Instead of helping people improve their mobility and cognitive functions, why not help them find their voice again? Speech pathologists are people who work one on one with patients to improve their speaking abilities.

They may work with children who have trouble learning to speak or communicate with others. They could also support elderly people who are losing their speech or those who have suffered serious trauma/injury at any point in their life.

The possible clientele list is endless, and the benefits are infinite. Communication is one of the most important aspects of human life. You have the power to make it easier and more enjoyable for patients as a speech pathologist.

The average annual pay is just short of $75,000.

7. Occupational Health and Safety Specialist

The final medical career worth looking into is an occupational health and safety specialist. This is a great career if you love to do research and use critical thinking to create innovative solutions.

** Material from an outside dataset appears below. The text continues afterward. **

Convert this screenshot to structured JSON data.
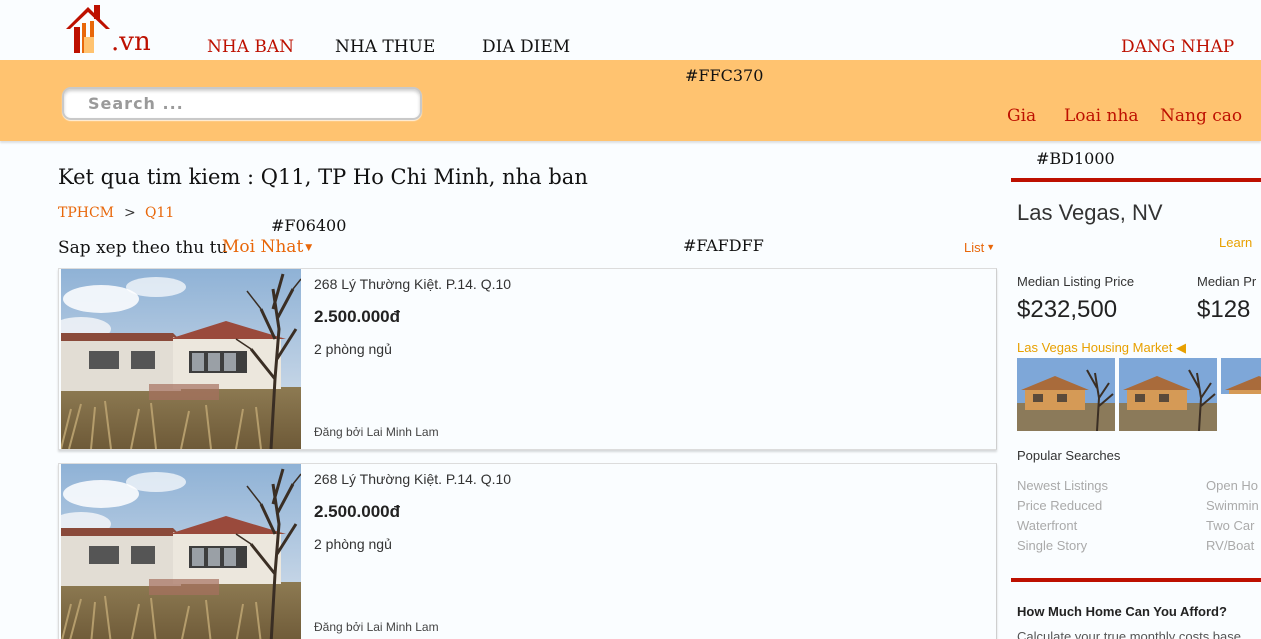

An occupational health and safety specialist strives to create a safer working and living environment for people in all industries and demographics. You may end up working on advanced technology to make jobs safer or doing something to impact the quality of water conditions in certain areas.

This field is becoming more and more important, and it pays about $66,000 a year on average.

For more information about most of the annual salaries mentioned on this list and the number of projected jobs, click here. For details about salaries for #3 and #7, see this overview or this salary resource, respectively.

See if You Connect with Any of These Medical Field Jobs

You can do all the research you want about the medical field jobs listed above and all the other great non-physician positions out there. But, the most important piece of research you have to do isn’t financial or schedule-related, it’s personal.

Take a moment to consider how much you can connect to these careers.

Do you see yourself doing something you love every day? Can you imagine feeling a sense of purpose to the work you’d be doing?

These are the most important questions to answer when doing any type of career change. For more professional insights and advice, click here.